==== Provided material ====
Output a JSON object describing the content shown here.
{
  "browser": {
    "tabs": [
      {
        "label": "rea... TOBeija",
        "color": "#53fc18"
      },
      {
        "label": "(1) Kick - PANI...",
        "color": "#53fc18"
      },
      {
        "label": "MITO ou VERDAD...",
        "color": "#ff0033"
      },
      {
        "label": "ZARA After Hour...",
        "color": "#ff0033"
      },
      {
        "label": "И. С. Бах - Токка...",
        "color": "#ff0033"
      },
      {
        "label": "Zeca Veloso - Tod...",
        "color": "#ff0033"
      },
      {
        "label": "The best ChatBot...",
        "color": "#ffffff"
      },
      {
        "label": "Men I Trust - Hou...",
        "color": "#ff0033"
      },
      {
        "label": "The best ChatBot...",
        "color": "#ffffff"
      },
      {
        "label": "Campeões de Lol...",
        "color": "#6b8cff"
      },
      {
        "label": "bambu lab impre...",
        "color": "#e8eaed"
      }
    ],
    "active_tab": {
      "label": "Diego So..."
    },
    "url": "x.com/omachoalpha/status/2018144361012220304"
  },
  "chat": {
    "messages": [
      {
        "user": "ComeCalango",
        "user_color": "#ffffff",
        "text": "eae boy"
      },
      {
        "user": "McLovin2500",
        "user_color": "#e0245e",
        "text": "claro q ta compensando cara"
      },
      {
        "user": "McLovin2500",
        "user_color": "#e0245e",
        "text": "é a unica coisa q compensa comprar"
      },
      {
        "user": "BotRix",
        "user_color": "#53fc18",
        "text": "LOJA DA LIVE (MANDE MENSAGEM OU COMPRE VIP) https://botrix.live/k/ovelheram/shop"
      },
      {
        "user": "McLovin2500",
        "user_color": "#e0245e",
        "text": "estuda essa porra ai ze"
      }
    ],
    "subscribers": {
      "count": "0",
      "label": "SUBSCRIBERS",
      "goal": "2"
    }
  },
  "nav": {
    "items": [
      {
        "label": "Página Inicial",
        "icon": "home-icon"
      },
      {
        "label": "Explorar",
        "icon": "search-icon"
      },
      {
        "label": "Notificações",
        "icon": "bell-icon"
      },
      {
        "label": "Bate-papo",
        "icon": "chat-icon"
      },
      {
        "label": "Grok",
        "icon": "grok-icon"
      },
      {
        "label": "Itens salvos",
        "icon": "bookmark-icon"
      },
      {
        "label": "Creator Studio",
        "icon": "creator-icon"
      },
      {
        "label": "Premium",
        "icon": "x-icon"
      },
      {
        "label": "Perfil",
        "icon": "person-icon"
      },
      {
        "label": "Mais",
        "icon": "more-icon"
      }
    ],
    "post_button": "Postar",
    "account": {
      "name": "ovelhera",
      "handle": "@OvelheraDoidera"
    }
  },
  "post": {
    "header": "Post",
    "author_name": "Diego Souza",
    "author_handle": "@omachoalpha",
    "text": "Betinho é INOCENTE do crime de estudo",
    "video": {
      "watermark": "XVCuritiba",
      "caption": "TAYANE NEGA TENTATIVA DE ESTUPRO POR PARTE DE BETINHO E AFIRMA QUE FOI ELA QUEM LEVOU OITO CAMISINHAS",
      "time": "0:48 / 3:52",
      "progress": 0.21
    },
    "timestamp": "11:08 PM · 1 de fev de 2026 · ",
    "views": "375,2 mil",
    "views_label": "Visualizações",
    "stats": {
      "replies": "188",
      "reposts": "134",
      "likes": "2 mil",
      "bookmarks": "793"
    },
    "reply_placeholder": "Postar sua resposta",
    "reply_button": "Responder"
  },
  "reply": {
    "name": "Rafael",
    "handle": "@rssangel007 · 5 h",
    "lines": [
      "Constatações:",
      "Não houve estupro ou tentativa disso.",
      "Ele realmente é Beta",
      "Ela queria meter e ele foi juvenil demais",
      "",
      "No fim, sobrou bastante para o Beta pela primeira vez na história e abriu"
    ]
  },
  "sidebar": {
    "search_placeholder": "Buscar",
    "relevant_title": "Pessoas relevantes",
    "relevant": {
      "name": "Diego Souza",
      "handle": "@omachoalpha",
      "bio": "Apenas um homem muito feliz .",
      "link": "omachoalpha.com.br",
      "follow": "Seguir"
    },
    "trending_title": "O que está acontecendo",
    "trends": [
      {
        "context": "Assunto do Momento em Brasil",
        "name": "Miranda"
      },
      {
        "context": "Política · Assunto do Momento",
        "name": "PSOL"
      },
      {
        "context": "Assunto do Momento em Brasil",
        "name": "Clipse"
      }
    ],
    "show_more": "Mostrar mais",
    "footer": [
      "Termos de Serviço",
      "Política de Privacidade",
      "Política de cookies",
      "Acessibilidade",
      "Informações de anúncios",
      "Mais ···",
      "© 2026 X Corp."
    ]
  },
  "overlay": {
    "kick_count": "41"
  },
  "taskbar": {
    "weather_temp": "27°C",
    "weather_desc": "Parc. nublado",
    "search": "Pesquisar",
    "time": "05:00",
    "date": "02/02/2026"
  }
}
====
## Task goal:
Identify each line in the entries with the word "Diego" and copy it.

## Output for this task:
      "label": "Diego So..."
    "author_name": "Diego Souza",
      "name": "Diego Souza",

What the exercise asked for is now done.